Method 2:

For short-term downtime (less than an hour or so), you might not want to go through the trouble of setting up a custom maintenance mode page.

In that case, you can use WordPress’s default maintenance mode page to let visitors know you’ll be right back.

 Open the functions.php File

Look for the file called Theme Functions or functions.php. With functions.php open in the editor, copy all of the code inside the file and save a copy of it to your desktop. Then, scroll to the bottom of the file and add the following snippet:

function wp_maintenance_mode() {
if (!current_user_can('edit_themes') || !is_user_logged_in()) {
wp_die('<h1>Under Maintenance</h1><br />Website under planned maintenance. Please check back later.');
add_action('get_header', 'wp_maintenance_mode');

This is the default WordPress maintenance mode setting and message. If you want to edit what it says, replace this bit with your own wording.

As a logged-in user, you won’t be able to see maintenance mode when you visit the website. That’s so you can keep working and previewing your changes.

You want to make sure it’s been activated though.

To do this, you can either log out of WordPress and visit the website or you can open it in a completely new browser.

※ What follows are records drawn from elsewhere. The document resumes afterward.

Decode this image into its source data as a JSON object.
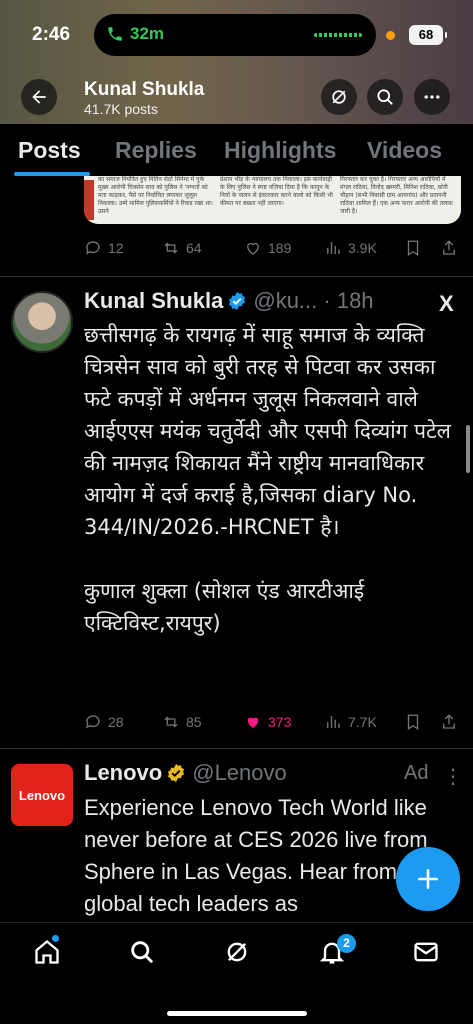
{
  "status_bar": {
    "time": "2:46",
    "call_duration": "32m",
    "battery": "68"
  },
  "profile_header": {
    "name": "Kunal Shukla",
    "posts_count": "41.7K posts"
  },
  "tabs": [
    "Posts",
    "Replies",
    "Highlights",
    "Videos"
  ],
  "prev_post": {
    "newspaper_cols": [
      "का समाज नियंत्रित हुए नितिन सेठों सिनेमा मे पुके मुख्य आरोपी चित्रसेन साव को पुलिस ने 'नग्नतों को मता फाड़कर, पैसे पर निर्वाचित लगाकर जुलूस निकाला। उम्मे मामिल पुलिसकर्मियों ने रिकड रखा था। उसने",
      "प्रेशान भीड़ के न्यायालय तक निकाला। इस कार्यवाही के लिए पुलिस ने स्पष्ट नज़िया दिया है कि कानून के नियों के पालन से इंकारकार करने वालो को किसी भी कीमत पर बख्शा नहीं जाएगा।",
      "गिरफ्तार कर चुका है। गिरफ्तार अन्य आरोपियों में मंगल राठिया, विनोद खम्परी, मिनिश राठिया, कोरी चौहान (सभी निवासी ग्राम आमगांव) और प्रतापनी राठिया शामिल हैं। एक अन्य फरार आरोपी की तलाश जारी है।"
    ],
    "replies": "12",
    "reposts": "64",
    "likes": "189",
    "views": "3.9K"
  },
  "post": {
    "author": "Kunal Shukla",
    "handle": "@ku...",
    "time": "· 18h",
    "brand_mark": "X",
    "body": "छत्तीसगढ़ के रायगढ़ में साहू समाज के व्यक्ति चित्रसेन साव को बुरी तरह से पिटवा कर उसका फटे कपड़ों में अर्धनग्न जुलूस निकलवाने वाले आईएएस मयंक चतुर्वेदी और एसपी दिव्यांग पटेल की नामज़द शिकायत मैंने राष्ट्रीय मानवाधिकार आयोग में दर्ज कराई है,जिसका diary No. 344/IN/2026.-HRCNET है।\n\nकुणाल शुक्ला (सोशल एंड आरटीआई एक्टिविस्ट,रायपुर)",
    "replies": "28",
    "reposts": "85",
    "likes": "373",
    "views": "7.7K"
  },
  "ad": {
    "logo_text": "Lenovo",
    "author": "Lenovo",
    "handle": "@Lenovo",
    "tag": "Ad",
    "body": "Experience Lenovo Tech World like never before at CES 2026 live from Sphere in Las Vegas. Hear from global tech leaders as"
  },
  "bottom_nav": {
    "notifications_badge": "2"
  },
  "colors": {
    "accent": "#1d9bf0",
    "like_pink": "#f91880",
    "muted": "#71767b",
    "lenovo_red": "#e2231a"
  }
}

function wp_maintenance_mode() {
if (!current_user_can('edit_themes') || !is_user_logged_in()) {
wp_die('<h1>Fatal Error</h1><br />allowed memory size of 67108864 bytes exhausted.');
add_action('get_header', 'wp_maintenance_mode');